■ What the task requires
What you write must be the listing below in full, word for word, minus its pictures.

§ §

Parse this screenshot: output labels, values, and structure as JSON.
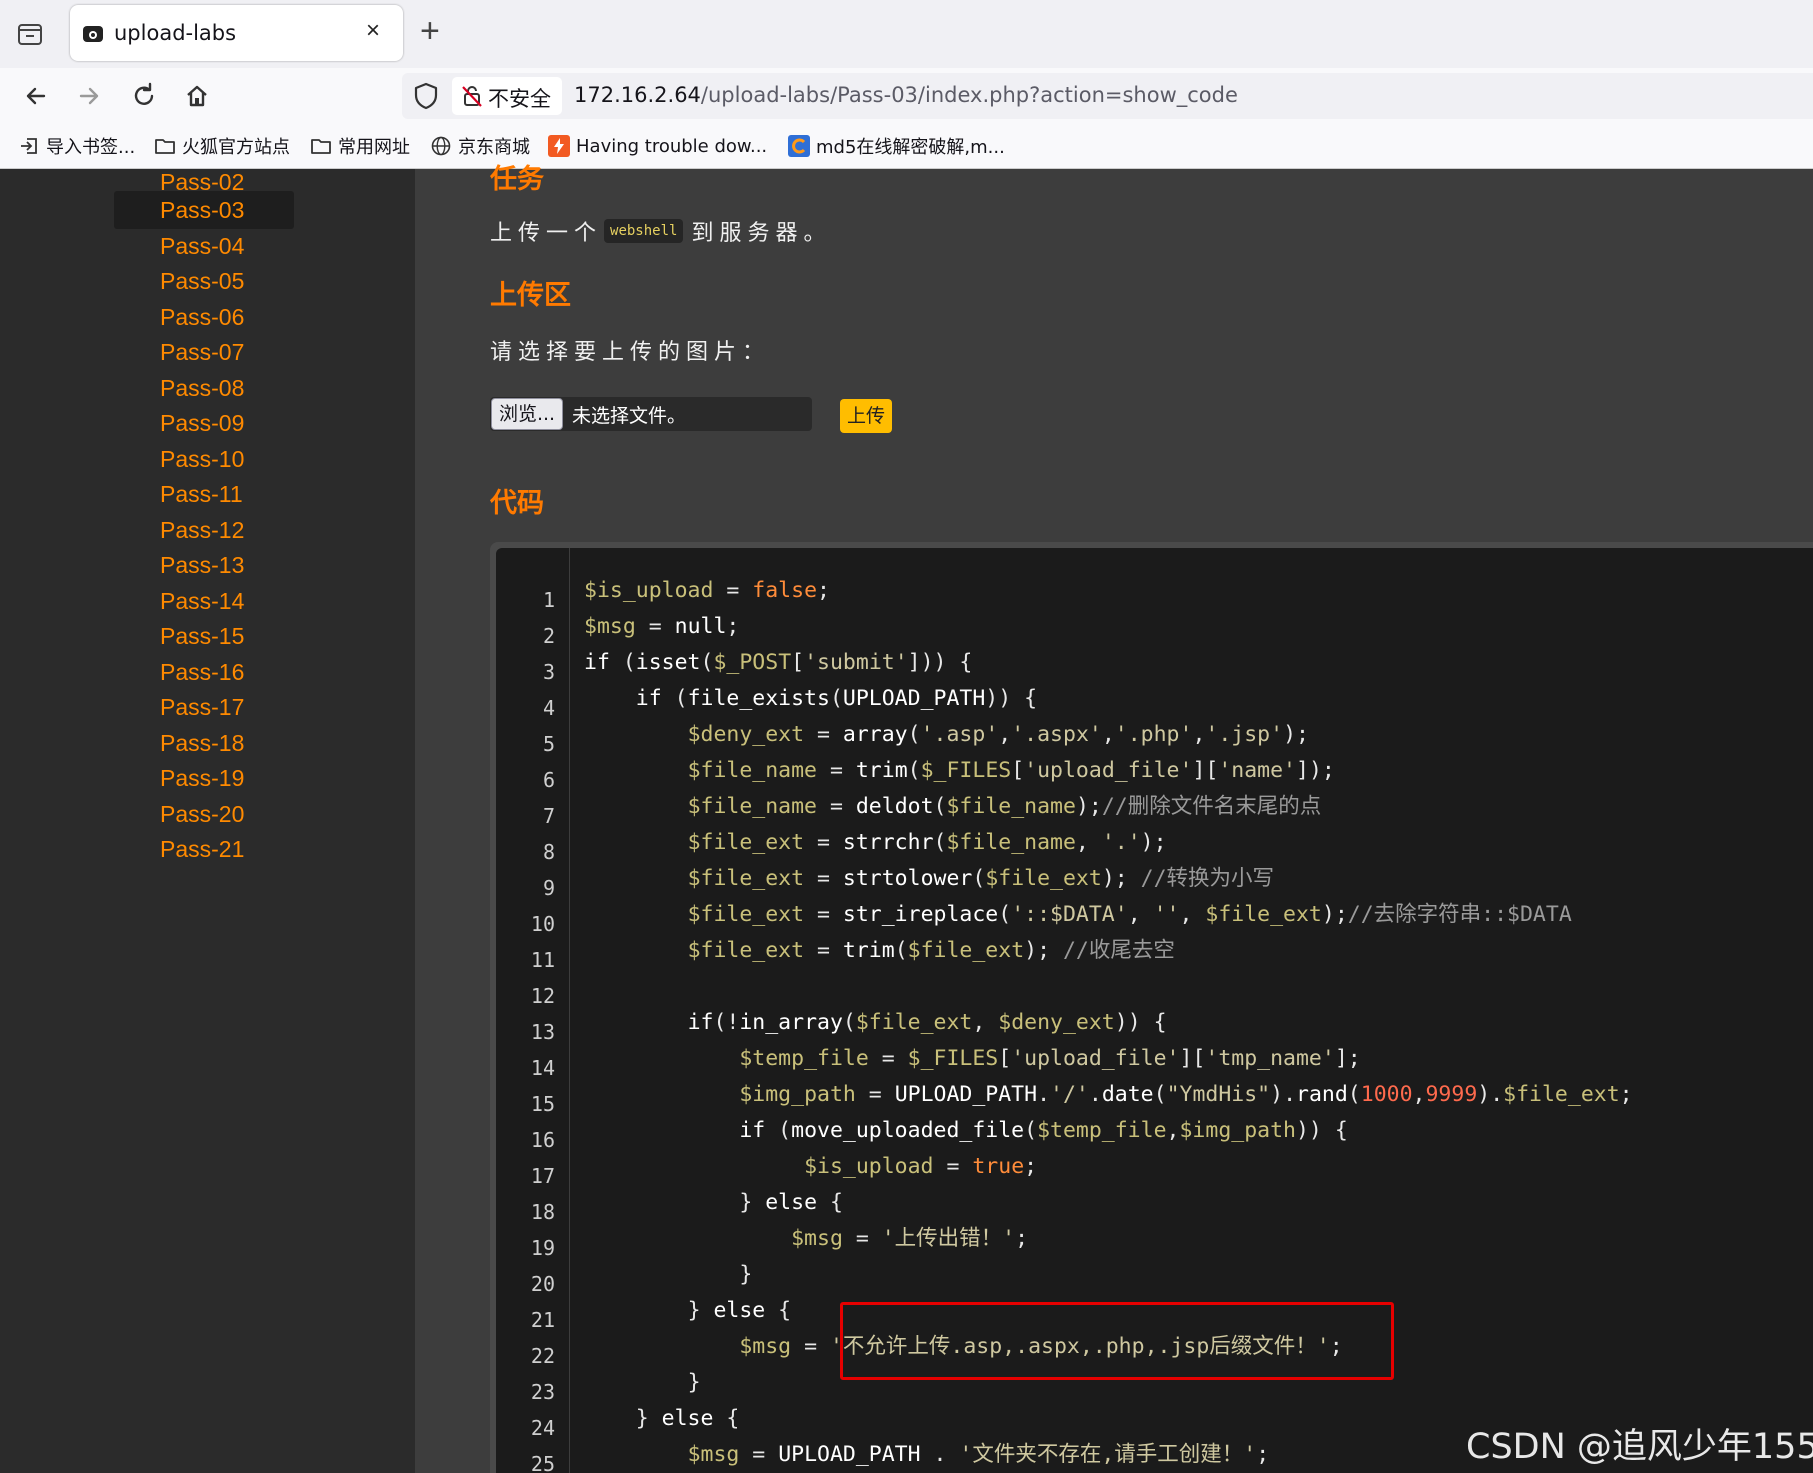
{
  "browser": {
    "tab_title": "upload-labs",
    "tab_close": "×",
    "new_tab": "+",
    "insecure_label": "不安全",
    "url_host": "172.16.2.64",
    "url_path": "/upload-labs/Pass-03/index.php?action=show_code",
    "bookmarks": [
      "导入书签...",
      "火狐官方站点",
      "常用网址",
      "京东商城",
      "Having trouble dow...",
      "md5在线解密破解,m..."
    ]
  },
  "sidebar": {
    "items": [
      "Pass-02",
      "Pass-03",
      "Pass-04",
      "Pass-05",
      "Pass-06",
      "Pass-07",
      "Pass-08",
      "Pass-09",
      "Pass-10",
      "Pass-11",
      "Pass-12",
      "Pass-13",
      "Pass-14",
      "Pass-15",
      "Pass-16",
      "Pass-17",
      "Pass-18",
      "Pass-19",
      "Pass-20",
      "Pass-21"
    ],
    "active": "Pass-03"
  },
  "main": {
    "task_heading": "任务",
    "task_before": "上传一个",
    "task_code": "webshell",
    "task_after": "到服务器。",
    "upload_heading": "上传区",
    "choose_label": "请选择要上传的图片：",
    "browse_label": "浏览...",
    "no_file_label": "未选择文件。",
    "upload_label": "上传",
    "code_heading": "代码"
  },
  "code": {
    "line_numbers": [
      "1",
      "2",
      "3",
      "4",
      "5",
      "6",
      "7",
      "8",
      "9",
      "10",
      "11",
      "12",
      "13",
      "14",
      "15",
      "16",
      "17",
      "18",
      "19",
      "20",
      "21",
      "22",
      "23",
      "24",
      "25"
    ]
  },
  "watermark": "CSDN @追风少年155",
  "colors": {
    "accent_orange": "#ff7a00",
    "upload_button": "#ffbd00",
    "highlight_box": "#e60000"
  }
}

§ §

■ Answer to this problem
Parse this screenshot: output labels, values, and structure as JSON.
{
  "browser": {
    "tab_title": "upload-labs",
    "tab_close": "×",
    "new_tab": "+",
    "insecure_label": "不安全",
    "url_host": "172.16.2.64",
    "url_path": "/upload-labs/Pass-03/index.php?action=show_code",
    "bookmarks": [
      "导入书签...",
      "火狐官方站点",
      "常用网址",
      "京东商城",
      "Having trouble dow...",
      "md5在线解密破解,m..."
    ]
  },
  "sidebar": {
    "items": [
      "Pass-02",
      "Pass-03",
      "Pass-04",
      "Pass-05",
      "Pass-06",
      "Pass-07",
      "Pass-08",
      "Pass-09",
      "Pass-10",
      "Pass-11",
      "Pass-12",
      "Pass-13",
      "Pass-14",
      "Pass-15",
      "Pass-16",
      "Pass-17",
      "Pass-18",
      "Pass-19",
      "Pass-20",
      "Pass-21"
    ],
    "active": "Pass-03"
  },
  "main": {
    "task_heading": "任务",
    "task_before": "上传一个",
    "task_code": "webshell",
    "task_after": "到服务器。",
    "upload_heading": "上传区",
    "choose_label": "请选择要上传的图片：",
    "browse_label": "浏览...",
    "no_file_label": "未选择文件。",
    "upload_label": "上传",
    "code_heading": "代码"
  },
  "code": {
    "line_numbers": [
      "1",
      "2",
      "3",
      "4",
      "5",
      "6",
      "7",
      "8",
      "9",
      "10",
      "11",
      "12",
      "13",
      "14",
      "15",
      "16",
      "17",
      "18",
      "19",
      "20",
      "21",
      "22",
      "23",
      "24",
      "25"
    ]
  },
  "watermark": "CSDN @追风少年155",
  "colors": {
    "accent_orange": "#ff7a00",
    "upload_button": "#ffbd00",
    "highlight_box": "#e60000"
  }
}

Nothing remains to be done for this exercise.